EXERCISE INSTRUCTIONS :: Please tally the lines in the material below that contain the word "title", and give the count only.

━━━━━ TASK DATA ━━━━━

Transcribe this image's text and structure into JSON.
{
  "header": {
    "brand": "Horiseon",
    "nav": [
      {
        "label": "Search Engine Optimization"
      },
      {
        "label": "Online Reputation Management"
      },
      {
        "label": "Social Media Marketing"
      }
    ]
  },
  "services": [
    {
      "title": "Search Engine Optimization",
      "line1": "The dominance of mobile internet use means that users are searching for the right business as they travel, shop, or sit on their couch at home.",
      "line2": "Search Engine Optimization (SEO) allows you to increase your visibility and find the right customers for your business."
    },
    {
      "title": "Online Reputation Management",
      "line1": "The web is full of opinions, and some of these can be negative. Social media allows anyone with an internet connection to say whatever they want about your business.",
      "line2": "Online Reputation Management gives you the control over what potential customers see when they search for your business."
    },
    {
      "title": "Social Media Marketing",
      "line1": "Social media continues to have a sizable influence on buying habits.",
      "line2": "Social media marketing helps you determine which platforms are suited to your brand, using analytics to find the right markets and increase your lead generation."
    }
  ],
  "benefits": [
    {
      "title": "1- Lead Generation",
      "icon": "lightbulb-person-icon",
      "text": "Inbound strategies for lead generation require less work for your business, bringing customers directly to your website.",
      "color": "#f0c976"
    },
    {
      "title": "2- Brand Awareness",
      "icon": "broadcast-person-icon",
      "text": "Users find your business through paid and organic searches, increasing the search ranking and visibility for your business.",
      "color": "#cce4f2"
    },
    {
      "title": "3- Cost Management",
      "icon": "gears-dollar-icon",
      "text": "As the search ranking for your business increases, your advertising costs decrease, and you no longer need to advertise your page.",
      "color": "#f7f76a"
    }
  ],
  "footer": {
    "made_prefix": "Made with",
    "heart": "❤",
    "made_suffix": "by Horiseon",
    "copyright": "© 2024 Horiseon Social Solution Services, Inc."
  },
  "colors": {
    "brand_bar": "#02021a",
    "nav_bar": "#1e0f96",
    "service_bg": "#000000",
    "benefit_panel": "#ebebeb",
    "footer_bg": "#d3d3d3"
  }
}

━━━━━

SOLUTION TO THIS TASK :: 6